When the body cannot find enough glycogen (which is the form in which carbs are stored) within the blood, it will begin to break down your amino acids (protein), which, of course, happen to be the building blocks of muscles. Some of the by-products of the breakdown include urea and ammonia, so if you were to find a lot of those by-products in a sample of blood, it means that protein is being broken down.
However, by just taking 5 mg. of caffeine with every kilogram of your body weight an hour before your workout, the cyclists that were in the study avoided this breakdown.
The researchers theorized that taking caffeine raised blood glucose so that the working muscles would not have to feed off muscles. This was then confirmed by the increased levels in blood lactate, which indicates that glucose is being used as a fuel (instead of amino acids).
What the study did not focus on much, though, was the inevitable rise in energy experienced by the athletes who had taken caffeine, and I am not talking about the psychoactive effects caffeine has on the nervous system; everyone knows about that. I am talking about the increased energy from using glucose as fuel.
That alone, I assume, would be a great reason to use the caffeine strategy.
I probably do not need to mention that this study didn’t use strength athletes, but the principles should be the same, especially for those that are training HIT style or don’t, in general, take a while between sets. I also do not know if a strength athlete would require as much caffeine to reap the benefits.
After all, 5 mg. each kilogram equates to about 450 mg for a 200-pound weightlifter. A normal tall coffee or “Grande” from Starbucks has around 300 mg. and a hardcore energy drink has about 350 mg. of caffeine, so either will suffice.
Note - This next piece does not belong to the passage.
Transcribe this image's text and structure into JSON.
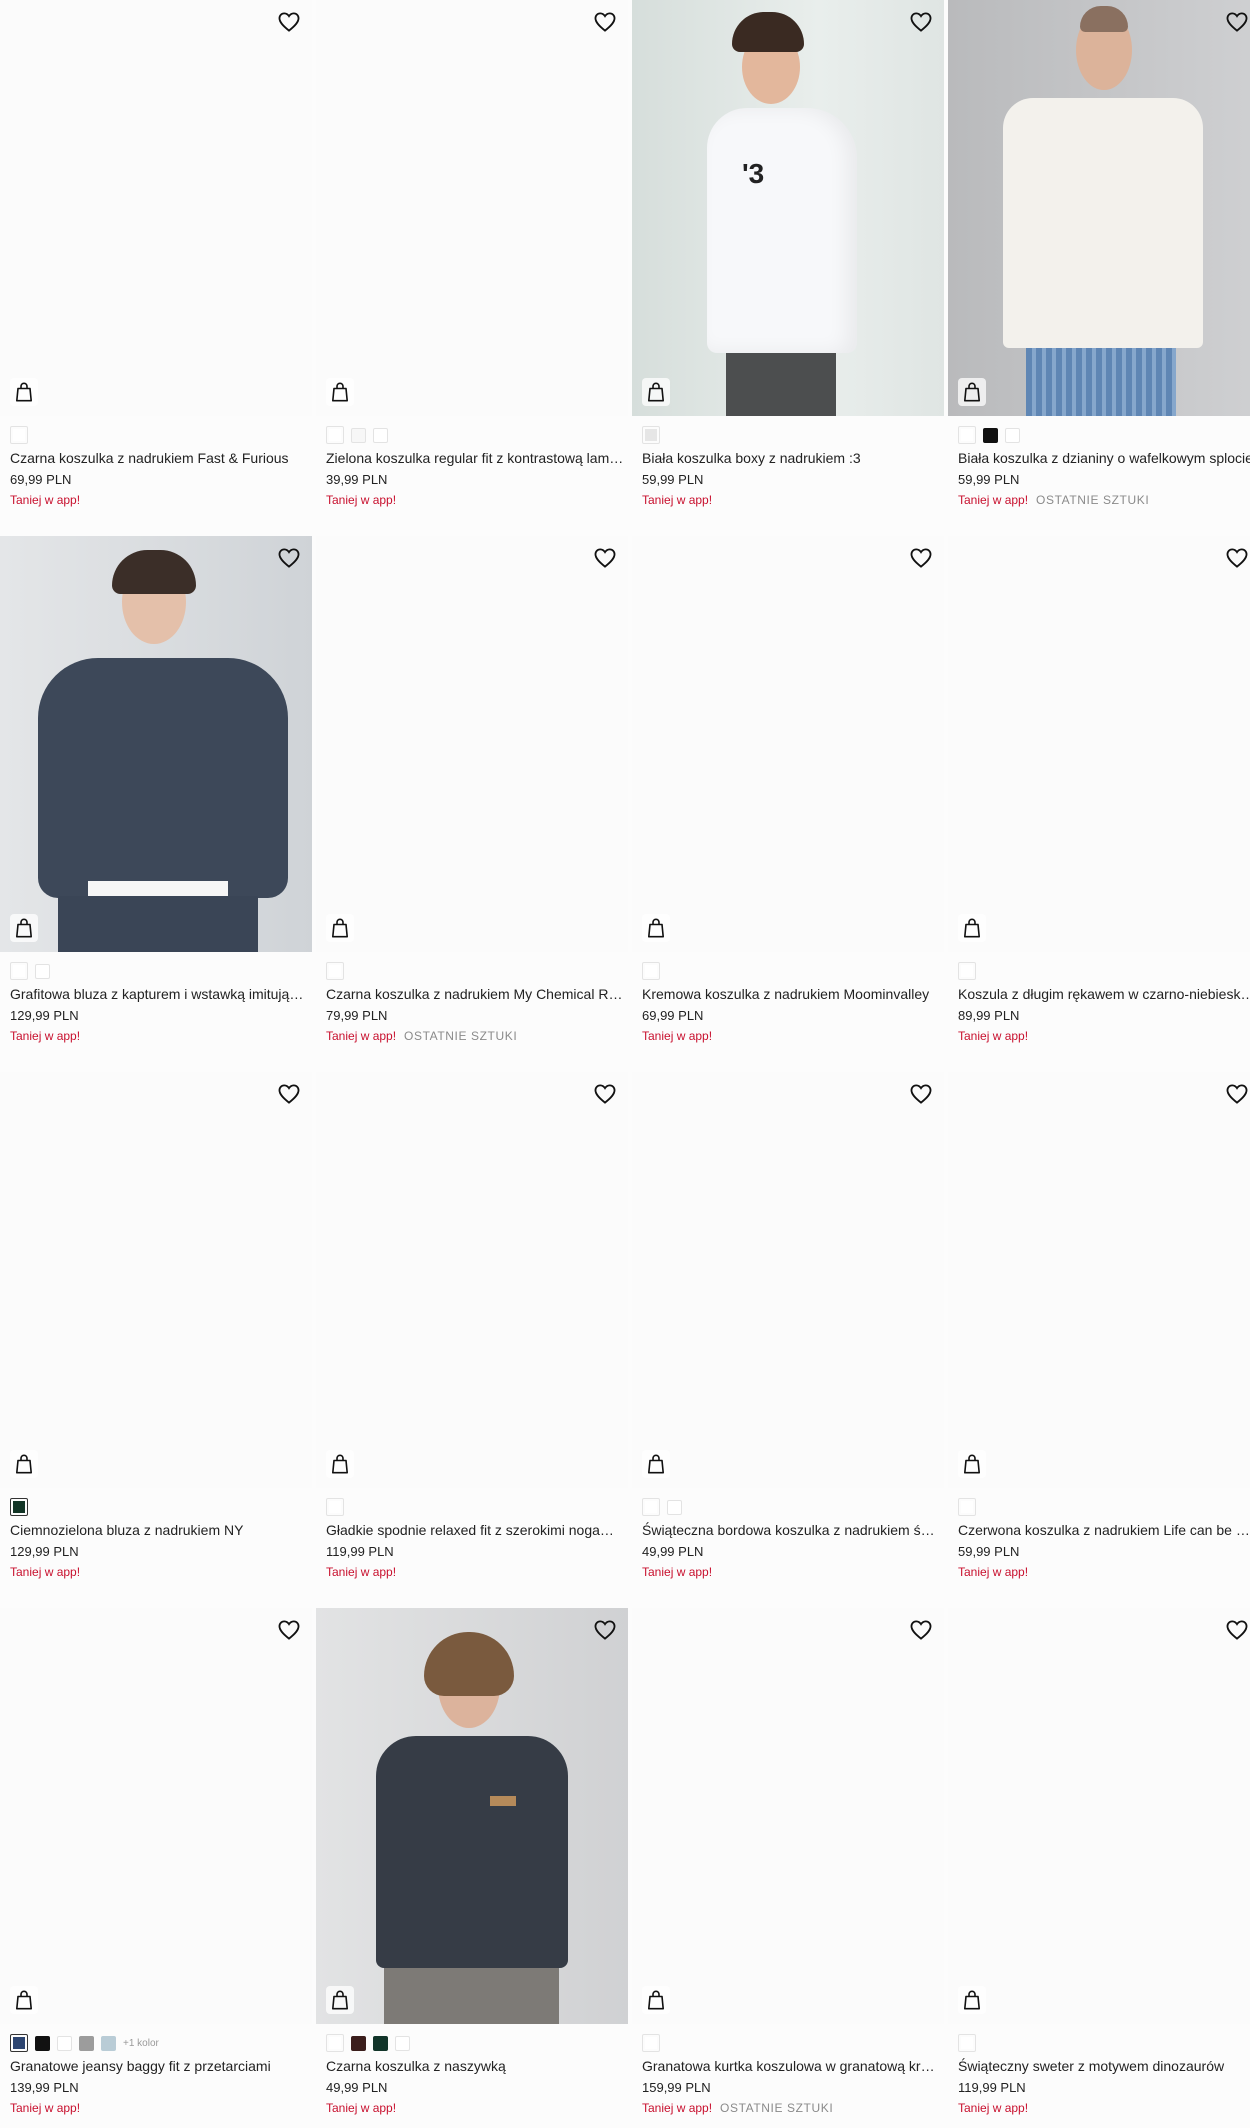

If you weigh about 200 pounds or more, I would first try one of the aforementioned caffeinated beverages to see how they change my energy levels before I began messing around with even higher doses.
Author: Scott Dowdy